Considering above mentioned challenges and common understanding the urgent responses, Agricultural Research system in CAC sets as priority the improving long-term food security, ensuring adequate nutrition and keeping the course towards sustainable development in the context of an increasing global population and climate change. Particularly the focus and joint efforts are given on four main goals of agricultural research:

  1. Improving the well-being of the rural population, particularly vulnerable groups and those dependent on agriculture;
  2. Guaranteed improvement of the quality and quantity of nutritious food through the intensification and diversification of agriculture;
  3. Rational use of natural resources;
  4. Mitigating adverse effects of climate change.

This approach is based on participatory planning and multi-disciplinary research and work with end-users and beneficiaries to test and scale out innovations, technologies, and research methods, multi-stakeholders dialogue, and foresight mechanisms that also involve partners from the research, policy, development and civil-society sectors. It also reveals niches that need to be addressed by solid and comprehensive set of measures.
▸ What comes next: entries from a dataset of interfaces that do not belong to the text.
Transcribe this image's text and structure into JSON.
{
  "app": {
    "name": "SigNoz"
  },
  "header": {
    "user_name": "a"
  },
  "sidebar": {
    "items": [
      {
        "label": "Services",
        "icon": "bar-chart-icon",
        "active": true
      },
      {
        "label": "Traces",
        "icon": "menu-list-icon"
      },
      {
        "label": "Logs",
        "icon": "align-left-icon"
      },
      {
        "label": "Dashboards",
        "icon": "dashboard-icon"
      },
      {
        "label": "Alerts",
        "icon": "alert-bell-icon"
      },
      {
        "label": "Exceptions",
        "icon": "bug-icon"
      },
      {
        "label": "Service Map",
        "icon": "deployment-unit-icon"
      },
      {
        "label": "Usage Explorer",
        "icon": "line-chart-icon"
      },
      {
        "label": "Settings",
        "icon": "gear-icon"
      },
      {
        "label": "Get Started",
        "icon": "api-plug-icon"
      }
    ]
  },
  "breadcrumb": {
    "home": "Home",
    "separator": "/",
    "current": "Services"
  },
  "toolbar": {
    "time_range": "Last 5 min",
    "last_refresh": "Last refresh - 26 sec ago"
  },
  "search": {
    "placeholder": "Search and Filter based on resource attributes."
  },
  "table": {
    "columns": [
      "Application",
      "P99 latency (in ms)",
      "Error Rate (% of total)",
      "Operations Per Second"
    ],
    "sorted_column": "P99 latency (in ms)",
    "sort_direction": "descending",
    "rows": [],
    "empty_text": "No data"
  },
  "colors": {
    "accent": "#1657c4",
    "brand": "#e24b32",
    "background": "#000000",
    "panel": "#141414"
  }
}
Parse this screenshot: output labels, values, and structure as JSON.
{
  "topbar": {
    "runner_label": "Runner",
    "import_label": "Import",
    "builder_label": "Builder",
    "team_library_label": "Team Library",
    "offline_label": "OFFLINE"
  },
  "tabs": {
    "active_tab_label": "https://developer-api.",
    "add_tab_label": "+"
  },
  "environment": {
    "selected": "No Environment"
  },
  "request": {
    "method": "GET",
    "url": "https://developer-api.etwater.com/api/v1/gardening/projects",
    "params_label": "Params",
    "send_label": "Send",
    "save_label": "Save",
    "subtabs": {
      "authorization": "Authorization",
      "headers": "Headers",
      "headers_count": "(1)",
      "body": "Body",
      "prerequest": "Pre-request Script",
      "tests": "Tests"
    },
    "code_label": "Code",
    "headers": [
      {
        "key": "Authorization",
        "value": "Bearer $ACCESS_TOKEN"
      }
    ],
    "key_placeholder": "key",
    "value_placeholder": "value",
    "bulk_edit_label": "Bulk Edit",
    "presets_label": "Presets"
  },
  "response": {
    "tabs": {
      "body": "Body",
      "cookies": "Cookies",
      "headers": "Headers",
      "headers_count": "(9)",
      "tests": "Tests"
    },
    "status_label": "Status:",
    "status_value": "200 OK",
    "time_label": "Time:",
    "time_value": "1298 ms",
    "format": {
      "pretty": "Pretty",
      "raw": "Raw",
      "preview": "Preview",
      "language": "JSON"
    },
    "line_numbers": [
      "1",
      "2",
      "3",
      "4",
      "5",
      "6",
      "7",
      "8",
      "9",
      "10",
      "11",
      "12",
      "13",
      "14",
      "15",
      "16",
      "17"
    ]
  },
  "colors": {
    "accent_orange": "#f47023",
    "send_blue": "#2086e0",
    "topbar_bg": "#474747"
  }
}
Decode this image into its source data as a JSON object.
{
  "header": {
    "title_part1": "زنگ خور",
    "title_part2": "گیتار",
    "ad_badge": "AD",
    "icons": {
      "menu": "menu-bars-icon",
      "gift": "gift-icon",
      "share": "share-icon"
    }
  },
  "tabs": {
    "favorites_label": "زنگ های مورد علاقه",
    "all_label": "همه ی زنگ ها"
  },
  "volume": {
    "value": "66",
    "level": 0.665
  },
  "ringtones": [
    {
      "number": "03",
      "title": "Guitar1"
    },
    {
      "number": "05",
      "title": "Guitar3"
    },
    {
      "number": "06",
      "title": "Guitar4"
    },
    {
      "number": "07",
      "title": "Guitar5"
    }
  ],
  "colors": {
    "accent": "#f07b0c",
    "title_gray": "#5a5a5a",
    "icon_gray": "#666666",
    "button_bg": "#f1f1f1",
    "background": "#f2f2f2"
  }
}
For more information, please visit: http://cac-program.org.
Thank you with best wishes,
Dosov Botir
Botir Dosov, PhD
Innovation Platform Facilitator
CGIAR Research Program on Dryland Systems in Central Asia
Adviser, to
Central Asia and the Caucasus Association of Agricultural Research Institutions (CACAARI)

Regional focal point
Central Asia and the Caucasus Forum for Rural Advisory Services (CAC-FRAS)